On my kitchen table at the moment is the beginnings of a pattern block.
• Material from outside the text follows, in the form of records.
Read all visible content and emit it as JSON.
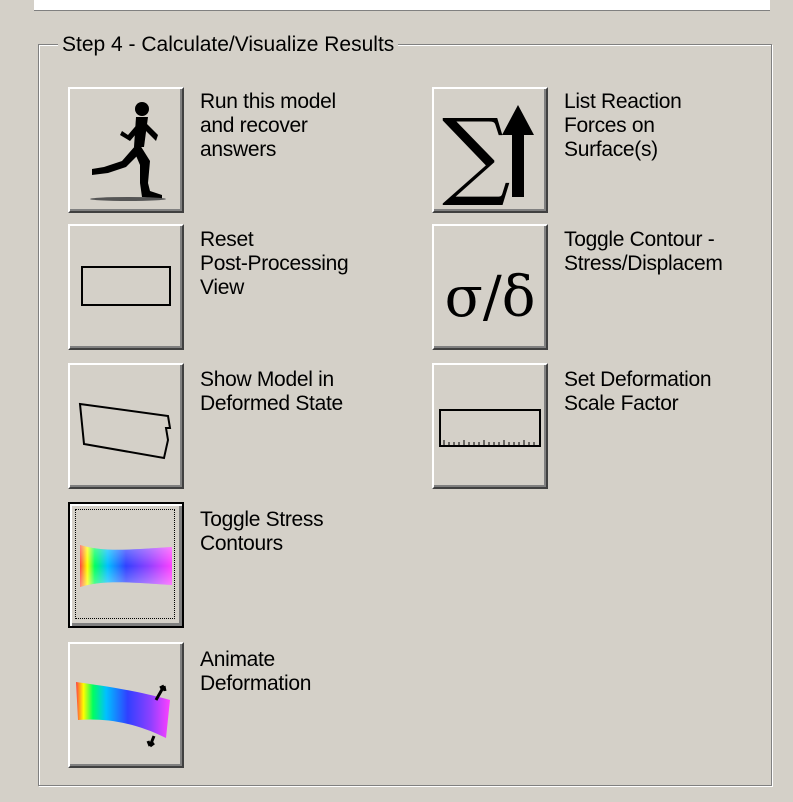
{
  "group": {
    "title": "Step 4 - Calculate/Visualize Results"
  },
  "buttons": {
    "run": {
      "icon": "runner-icon",
      "label": "Run this model\nand recover\nanswers"
    },
    "reaction": {
      "icon": "sum-arrow-icon",
      "label": "List Reaction\nForces on\nSurface(s)"
    },
    "reset": {
      "icon": "rectangle-icon",
      "label": "Reset\nPost-Processing\nView"
    },
    "toggle_contour": {
      "icon": "sigma-delta-icon",
      "label": "Toggle Contour -\nStress/Displacem",
      "glyph": "σ/δ"
    },
    "deformed": {
      "icon": "deformed-shape-icon",
      "label": "Show Model in\nDeformed State"
    },
    "scale": {
      "icon": "ruler-icon",
      "label": "Set Deformation\nScale Factor"
    },
    "stress": {
      "icon": "stress-contour-icon",
      "label": "Toggle Stress\nContours"
    },
    "animate": {
      "icon": "animation-icon",
      "label": "Animate\nDeformation"
    }
  },
  "colors": {
    "face": "#d4d0c8",
    "shadow": "#808080",
    "highlight": "#ffffff"
  }
}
For those unfamiliar with dress making terminology, a block is the primary step in pattern drafting.  It records basic dimensions which, when combined with a design details i.e. bateau neckline, or V neckline and construction details like facings and seam allowances, enable a perfectly fitted garment to be produced.  Made to measure clothing was once the rule, not the exception.
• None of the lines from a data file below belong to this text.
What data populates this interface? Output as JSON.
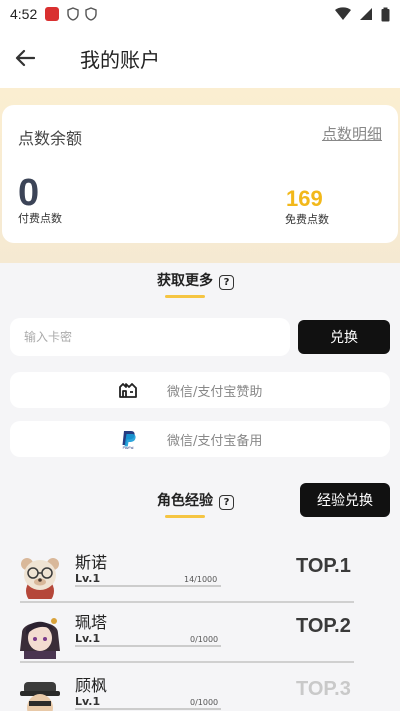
{
  "status_bar": {
    "time": "4:52"
  },
  "header": {
    "title": "我的账户"
  },
  "points": {
    "label": "点数余额",
    "detail_link": "点数明细",
    "paid_value": "0",
    "paid_label": "付费点数",
    "free_value": "169",
    "free_label": "免费点数"
  },
  "get_more": {
    "title": "获取更多"
  },
  "redeem": {
    "placeholder": "输入卡密",
    "button": "兑换"
  },
  "payments": [
    {
      "label": "微信/支付宝赞助",
      "icon": "mianbaoduo-icon"
    },
    {
      "label": "微信/支付宝备用",
      "icon": "paypal-icon"
    }
  ],
  "experience": {
    "title": "角色经验",
    "button": "经验兑换"
  },
  "roles": [
    {
      "name": "斯诺",
      "level": "Lv.1",
      "progress": "14/1000",
      "rank": "TOP.1"
    },
    {
      "name": "珮塔",
      "level": "Lv.1",
      "progress": "0/1000",
      "rank": "TOP.2"
    },
    {
      "name": "顾枫",
      "level": "Lv.1",
      "progress": "0/1000",
      "rank": "TOP.3"
    }
  ],
  "colors": {
    "accent": "#f5c542",
    "free_points": "#f2b81a",
    "button_bg": "#111111",
    "header_band": "#fbeed1"
  }
}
Imagine my chagrin when, after making allowances for darts, the block curves outward between waist and hip.  Not inwards as one might expect.  And hope.  So guess what dear reader?  I’ve realised, in a very black line against white paper fashion, that I’m fat.  This is a bad enough realisation on its own.  It’s absolutely lethal when combined with internet dating.

I do know people who have found successful loving relationships through the net.  This is not my experience.  I’ve been rejected virtually far more often than I ever have been face to face.  But either way it comes, rejection is an experience that all of us hope to avoid. 
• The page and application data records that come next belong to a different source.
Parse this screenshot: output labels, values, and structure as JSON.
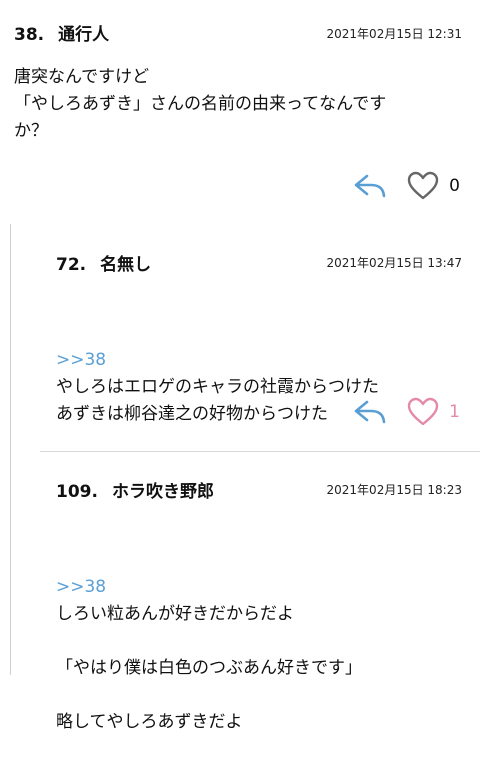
{
  "comments": [
    {
      "number": "38.",
      "author": "通行人",
      "date": "2021年02月15日 12:31",
      "anchor": "",
      "body": "唐突なんですけど\n「やしろあずき」さんの名前の由来ってなんです\nか？",
      "likes": "0",
      "liked": false
    },
    {
      "number": "72.",
      "author": "名無し",
      "date": "2021年02月15日 13:47",
      "anchor": ">>38",
      "body": "やしろはエロゲのキャラの社霞からつけた\nあずきは柳谷達之の好物からつけた",
      "likes": "1",
      "liked": true
    },
    {
      "number": "109.",
      "author": "ホラ吹き野郎",
      "date": "2021年02月15日 18:23",
      "anchor": ">>38",
      "body": "しろい粒あんが好きだからだよ\n\n「やはり僕は白色のつぶあん好きです」\n\n略してやしろあずきだよ",
      "likes": "",
      "liked": false
    }
  ],
  "colors": {
    "reply_icon": "#5a9fd4",
    "heart_unliked": "#666666",
    "heart_liked": "#e48aa8",
    "anchor": "#5a9fd4"
  },
  "icons": {
    "reply": "reply-arrow-icon",
    "like": "heart-icon"
  }
}
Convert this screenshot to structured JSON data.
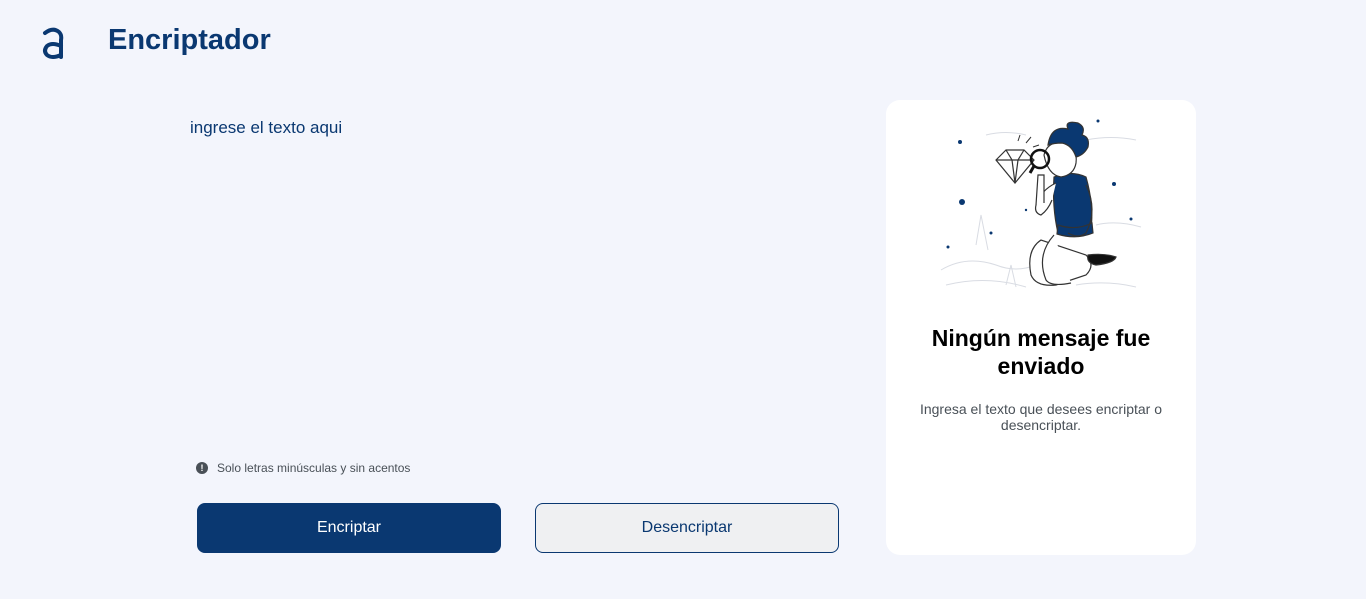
{
  "header": {
    "title": "Encriptador",
    "logo_icon": "alura-logo-icon"
  },
  "input": {
    "placeholder": "ingrese el texto aqui",
    "value": ""
  },
  "hint": {
    "icon": "exclamation-circle-icon",
    "text": "Solo letras minúsculas y sin acentos"
  },
  "buttons": {
    "encrypt_label": "Encriptar",
    "decrypt_label": "Desencriptar"
  },
  "output_panel": {
    "illustration": "person-with-magnifying-glass-illustration",
    "title": "Ningún mensaje fue enviado",
    "description": "Ingresa el texto que desees encriptar o desencriptar."
  },
  "colors": {
    "background": "#f3f5fc",
    "primary": "#0a3871",
    "secondary_button_bg": "#eff0f2",
    "panel_bg": "#ffffff",
    "muted_text": "#495057"
  }
}
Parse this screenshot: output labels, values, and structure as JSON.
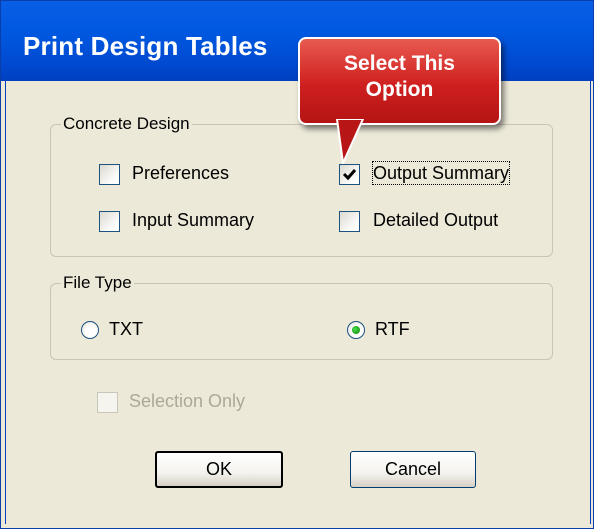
{
  "window": {
    "title": "Print  Design Tables"
  },
  "callout": {
    "line1": "Select This",
    "line2": "Option"
  },
  "concrete_design": {
    "label": "Concrete Design",
    "options": [
      {
        "label": "Preferences",
        "checked": false
      },
      {
        "label": "Output Summary",
        "checked": true
      },
      {
        "label": "Input Summary",
        "checked": false
      },
      {
        "label": "Detailed Output",
        "checked": false
      }
    ]
  },
  "file_type": {
    "label": "File Type",
    "options": [
      {
        "label": "TXT",
        "selected": false
      },
      {
        "label": "RTF",
        "selected": true
      }
    ]
  },
  "selection_only": {
    "label": "Selection Only",
    "checked": false,
    "enabled": false
  },
  "buttons": {
    "ok_label": "OK",
    "cancel_label": "Cancel"
  },
  "colors": {
    "title_bar": "#0058e0",
    "dialog_bg": "#ece9d8",
    "callout_red": "#cf1f1f",
    "radio_green": "#21a121"
  }
}
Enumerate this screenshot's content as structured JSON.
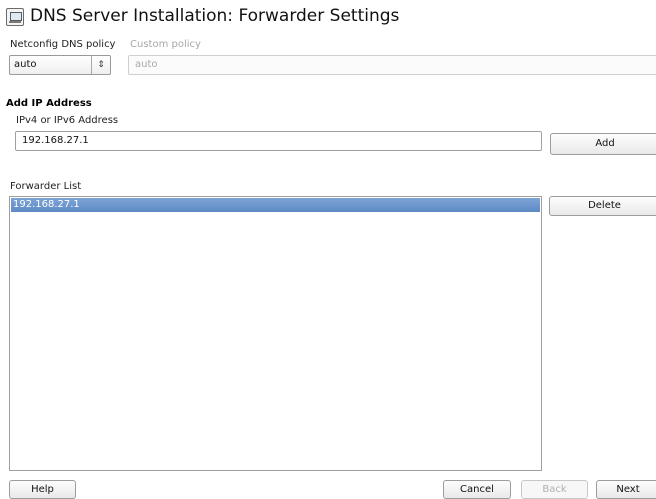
{
  "window": {
    "title": "DNS Server Installation: Forwarder Settings",
    "icon": "dns-server-icon"
  },
  "netconfig": {
    "policy_label": "Netconfig DNS policy",
    "policy_value": "auto",
    "custom_label": "Custom policy",
    "custom_value": "auto"
  },
  "add_ip": {
    "heading": "Add IP Address",
    "address_label": "IPv4 or IPv6 Address",
    "address_value": "192.168.27.1",
    "add_button": "Add"
  },
  "forwarder_list": {
    "label": "Forwarder List",
    "items": [
      "192.168.27.1"
    ],
    "delete_button": "Delete"
  },
  "footer": {
    "help": "Help",
    "cancel": "Cancel",
    "back": "Back",
    "next": "Next"
  },
  "colors": {
    "selection": "#5d89c4",
    "disabled_text": "#a8a8a8"
  }
}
I gave him the link to this blog, and he returned the favour.  He writes beautifully, and he writes on a subject which has a significant charge for me.  His experiences and mine are light years away from each other and that frightened me a little.  I admitted as much to him and he took some time to get back to me.


Talk about an internal calamity.  More drama than high school.  If it had been a musical I’d have called it ‘Hello shadow’. 

My head was being quite cooperative.  It was saying useful things like ‘there’s any number of reasons why he hasn’t written back you.  Long weekend, he could be away, he could have three essays due on Tuesday, he’s got the flu…’  None of that helpful cognitive disputing held any traction with the shadow narrative.  We all have them.  They are largely variations on the theme of self loathing.  Our fear that we are flawed, not good enough, not thin enough, stupid, worthless, lazy, talentless, ugly and in essence, unloveable.  These are stories which are deeply ingrained in us and which, as adults trying to live kind and meaningful lives, are neither helpful nor realistic.  But they stick like barnacles to the bottoms of boats, slowing us down and leaving us unable to respond to the present.

I decided that he had found my vulnerability and my writing repulsive, and had taken the easy option of silent rejection.  That he’d found another woman on the net who was thinner and had a shit load less baggage.  Of course, that was not true.  He liked my writing and was fully cognisant that the issue I’d identified was significant, and did I still want to continue talking to him?    

My assumption about silent rejection reflects my general experience in internet dating.  I’m writing as if I’ve done scads of it, but actually I haven’t.  Generally though, I’ve found that when a man has decided that he’s not interested in me, he just opts for silence.  Silence hurts.  Sometimes a lot more than words.  It’s not so much the fact that someone decides that you are not the woman they hope to meet.  That’s fine.  Statistically, it’s likely.  But silence protects only the one doing rejecting.  They save their own feelings of awkwardness at the other’s expense.  It says to the receiver of the silence ‘I don’t sufficiently care about your feelings to want to let you down nicely’. 

If this man decides I’m not the partner he is interested in, I’m sure that he won’t take the option of silence.  He’s been intelligent, articulate and sensitive.  Or the situation might be reversed.  I hope that I’ll be able to live up to my words, and be able to say, with kindness and grace, the thing no one wants to hear.